## Task instructions
Every record is to be printed exactly as it appears.

-- Information given follows --

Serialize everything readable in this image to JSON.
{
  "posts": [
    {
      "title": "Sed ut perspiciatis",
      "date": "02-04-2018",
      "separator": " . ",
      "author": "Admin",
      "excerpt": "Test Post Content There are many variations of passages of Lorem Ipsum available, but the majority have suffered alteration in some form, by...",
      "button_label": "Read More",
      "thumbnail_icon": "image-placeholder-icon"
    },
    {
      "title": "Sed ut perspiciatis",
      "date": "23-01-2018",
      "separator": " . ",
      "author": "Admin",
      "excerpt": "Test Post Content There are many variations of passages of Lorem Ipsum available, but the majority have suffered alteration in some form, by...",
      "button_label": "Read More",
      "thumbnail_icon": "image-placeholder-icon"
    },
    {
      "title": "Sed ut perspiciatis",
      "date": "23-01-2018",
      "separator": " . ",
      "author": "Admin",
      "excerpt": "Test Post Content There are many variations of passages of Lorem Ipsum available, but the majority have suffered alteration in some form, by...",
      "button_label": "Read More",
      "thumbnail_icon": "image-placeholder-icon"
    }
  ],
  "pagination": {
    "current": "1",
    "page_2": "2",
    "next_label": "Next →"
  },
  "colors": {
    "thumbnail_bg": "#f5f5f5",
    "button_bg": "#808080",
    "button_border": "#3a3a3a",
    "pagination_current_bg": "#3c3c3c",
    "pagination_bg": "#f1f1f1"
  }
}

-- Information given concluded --

## Task response
Serialize everything readable in this image to JSON.
{
  "posts": [
    {
      "title": "Sed ut perspiciatis",
      "date": "02-04-2018",
      "separator": " . ",
      "author": "Admin",
      "excerpt": "Test Post Content There are many variations of passages of Lorem Ipsum available, but the majority have suffered alteration in some form, by...",
      "button_label": "Read More",
      "thumbnail_icon": "image-placeholder-icon"
    },
    {
      "title": "Sed ut perspiciatis",
      "date": "23-01-2018",
      "separator": " . ",
      "author": "Admin",
      "excerpt": "Test Post Content There are many variations of passages of Lorem Ipsum available, but the majority have suffered alteration in some form, by...",
      "button_label": "Read More",
      "thumbnail_icon": "image-placeholder-icon"
    },
    {
      "title": "Sed ut perspiciatis",
      "date": "23-01-2018",
      "separator": " . ",
      "author": "Admin",
      "excerpt": "Test Post Content There are many variations of passages of Lorem Ipsum available, but the majority have suffered alteration in some form, by...",
      "button_label": "Read More",
      "thumbnail_icon": "image-placeholder-icon"
    }
  ],
  "pagination": {
    "current": "1",
    "page_2": "2",
    "next_label": "Next →"
  },
  "colors": {
    "thumbnail_bg": "#f5f5f5",
    "button_bg": "#808080",
    "button_border": "#3a3a3a",
    "pagination_current_bg": "#3c3c3c",
    "pagination_bg": "#f1f1f1"
  }
}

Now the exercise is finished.